The wreck is best known for yielding a bronze astronomical calculator, the “Antikythera Mechanism” widely seen as the most complex device known from antiquity, along with dozens of marble and bronze statues. The mechanism apparently used 37 gear wheels, a technology reinvented a millennium later, to create a lunar calendar and predict the motion of the planets, which was important knowledge for casting horoscopes and planning festivals in the superstitious ancient world.

A lead anchor recovered in a stowed position in the new survey shows that the ship likely sank unexpectedly when “a storm blew it against an underwater cliff,” says marine archaeologist Theotokis Theodoulou of Greece’s Ephorate (Department) of Underwater Antiquities. “It seems to have settled facing backwards with its stern (rear) at the deepest point,” he says.

Antikythera Mechanism

The bronze Antikythera Mechanism used 37 gear wheels, a technology reinvented a millennium later, to create a lunar calendar and predict the motion of the planets.(Photo: Antikythera Mechanism Research Project)

Scholars have long debated whether the ship held the plunder of a Roman general returning loot from Greece in the era when the Roman Republic was seizing the reins of the Mediterranean world, or merely luxury goods meant for the newly built villas of the Roman elite. The last survey of the shipwreck was led by undersea explorer Jacques Cousteau, whose documentary Diving for Roman Plunder chronicled that 1976 effort, which appears to have excavated the ship’s kitchen.

The October survey team watched the 1970s documentary to help orient themselves to the wreck site. “They didn’t have the diving technology that we now have to do a very efficient survey,” Theodoulou says.

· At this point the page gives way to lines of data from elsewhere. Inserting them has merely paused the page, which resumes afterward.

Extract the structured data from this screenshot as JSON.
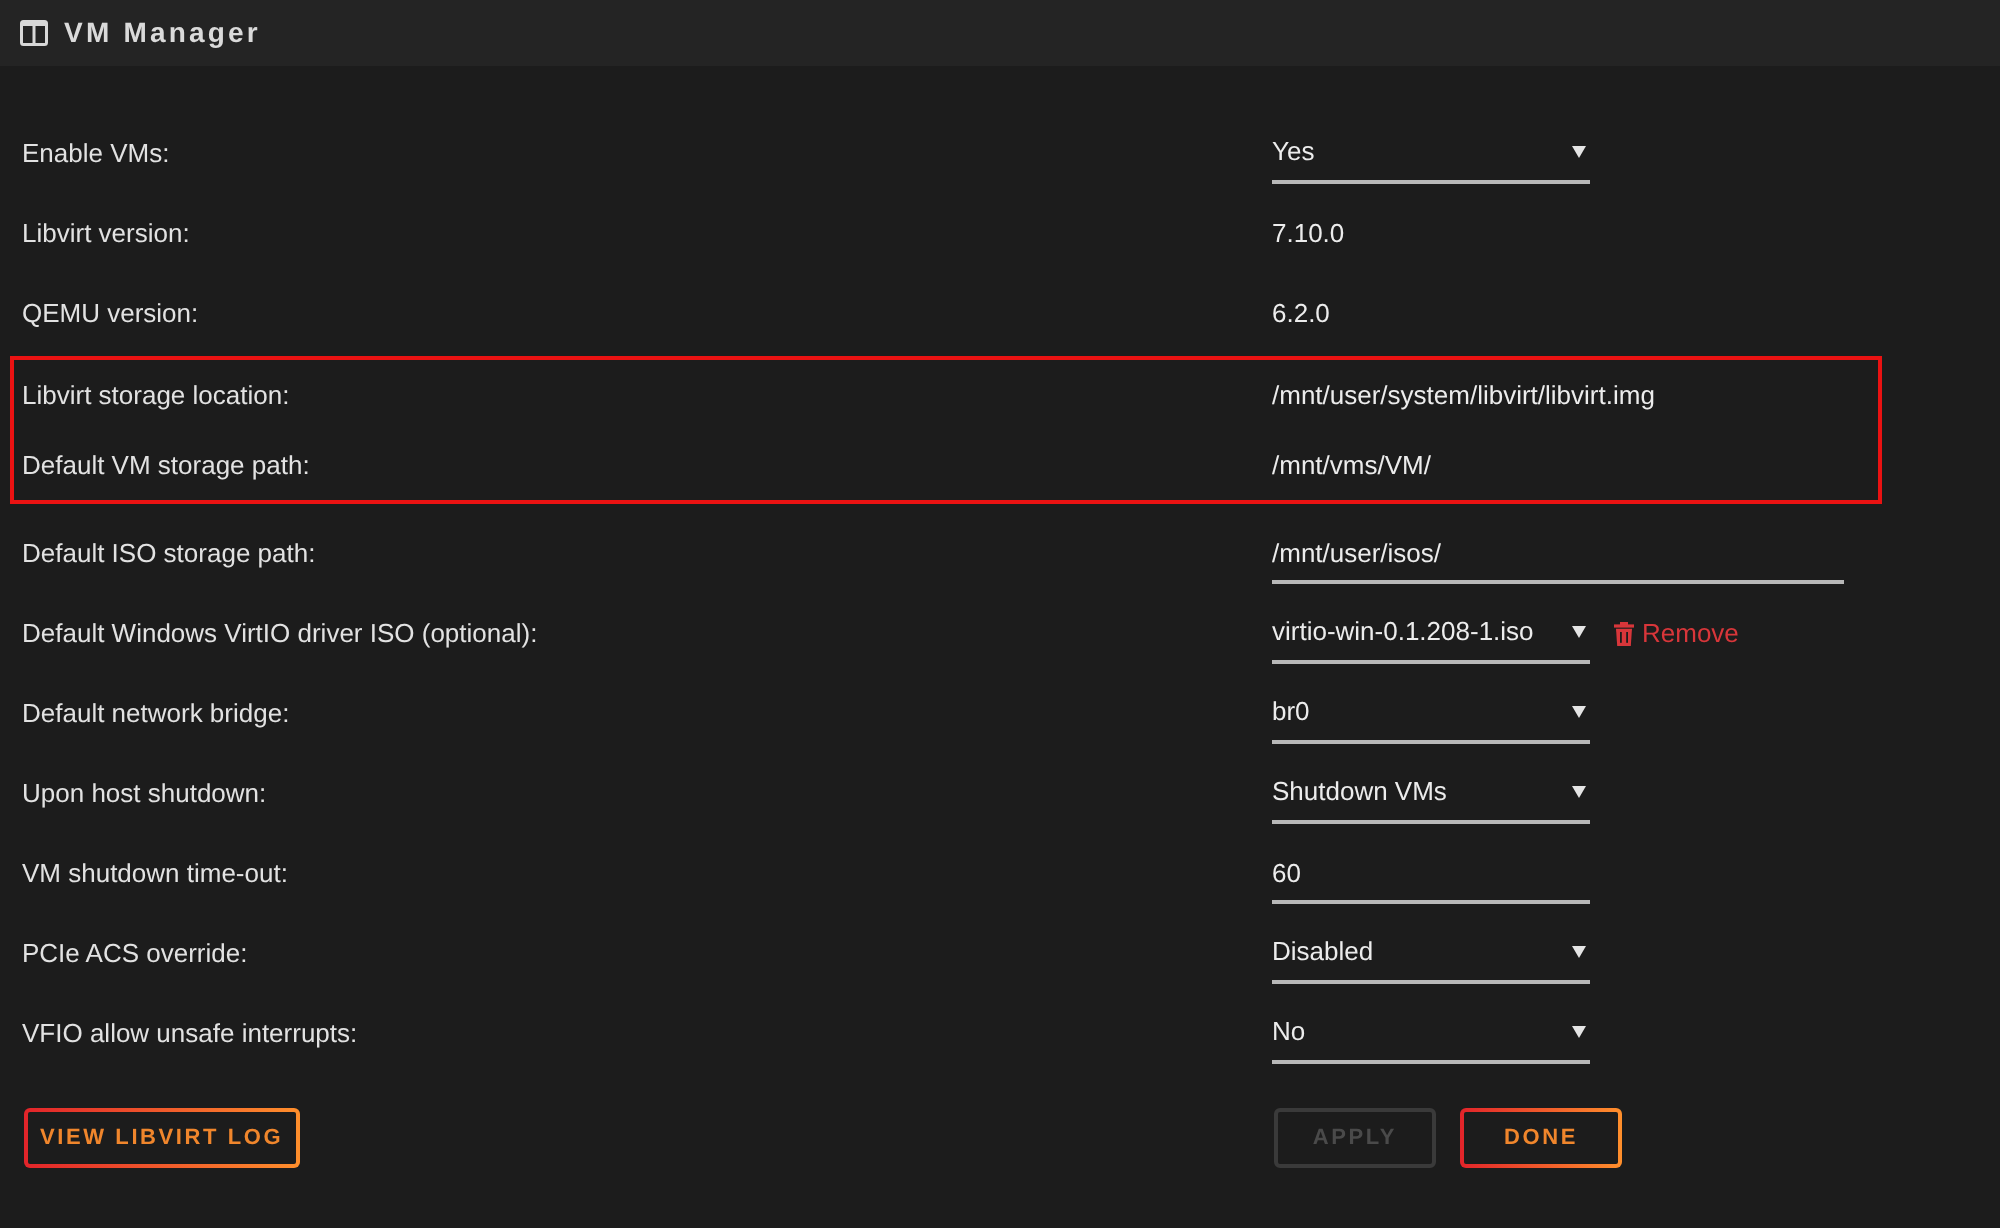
{
  "header": {
    "title": "VM Manager"
  },
  "settings": [
    {
      "label": "Enable VMs:",
      "kind": "select",
      "value": "Yes",
      "highlighted": false
    },
    {
      "label": "Libvirt version:",
      "kind": "static",
      "value": "7.10.0",
      "highlighted": false
    },
    {
      "label": "QEMU version:",
      "kind": "static",
      "value": "6.2.0",
      "highlighted": false
    },
    {
      "label": "Libvirt storage location:",
      "kind": "static",
      "value": "/mnt/user/system/libvirt/libvirt.img",
      "highlighted": true
    },
    {
      "label": "Default VM storage path:",
      "kind": "static",
      "value": "/mnt/vms/VM/",
      "highlighted": true
    },
    {
      "label": "Default ISO storage path:",
      "kind": "path",
      "value": "/mnt/user/isos/",
      "highlighted": false
    },
    {
      "label": "Default Windows VirtIO driver ISO (optional):",
      "kind": "select",
      "value": "virtio-win-0.1.208-1.iso",
      "highlighted": false,
      "action": {
        "label": "Remove"
      }
    },
    {
      "label": "Default network bridge:",
      "kind": "select",
      "value": "br0",
      "highlighted": false
    },
    {
      "label": "Upon host shutdown:",
      "kind": "select",
      "value": "Shutdown VMs",
      "highlighted": false
    },
    {
      "label": "VM shutdown time-out:",
      "kind": "input",
      "value": "60",
      "highlighted": false
    },
    {
      "label": "PCIe ACS override:",
      "kind": "select",
      "value": "Disabled",
      "highlighted": false
    },
    {
      "label": "VFIO allow unsafe interrupts:",
      "kind": "select",
      "value": "No",
      "highlighted": false
    }
  ],
  "buttons_left": [
    {
      "label": "VIEW LIBVIRT LOG",
      "disabled": false
    }
  ],
  "buttons_right": [
    {
      "label": "APPLY",
      "disabled": true
    },
    {
      "label": "DONE",
      "disabled": false
    }
  ]
}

Along with vase-like amphora vessels, pottery shards and roof tiles, Foley says, the wreck also appears to have “dozens” of calcified objects resembling compacted boulders made out of hardened sand resting atop the amphorae on the sea bottom. Those boulders resemble the Antikythera mechanism before its recovery and restoration. In 2006, an X-ray tomography team reported that the mechanism contained at least 30 hand-cut bronze gears re-creating astronomical cycles useful in horoscopes and timing of the Olympic Games in the ancient world, the most elaborate mechanical device known from antiquity until the Middle Ages. “The (objects) may just be collections of bronze nails, but we won’t know until someone takes a look at them,” Foley says.

The survey effort, headed by Aggeliki Simossi of the Ephorate of Underwater Antiquities,will continue for the next two years. The international survey team will look in two different locales for ancient shipwrecks in that time, while Greek antiquities officials ponder further exploration. An amphora recovered from the wreck will also have its inner walls tested for DNA traces of the regular cargo, such as wine, once carried by the vessel.

Recovery of whatever cargo remains with the wreck, now covered in sand, presents a technically difficult, but not impossible, challenge for marine archaeologists.

“Obviously there are a lot of artifacts still down there, but we will need to be very careful about our next steps. This ship was not a normal one,” Theodoulou says.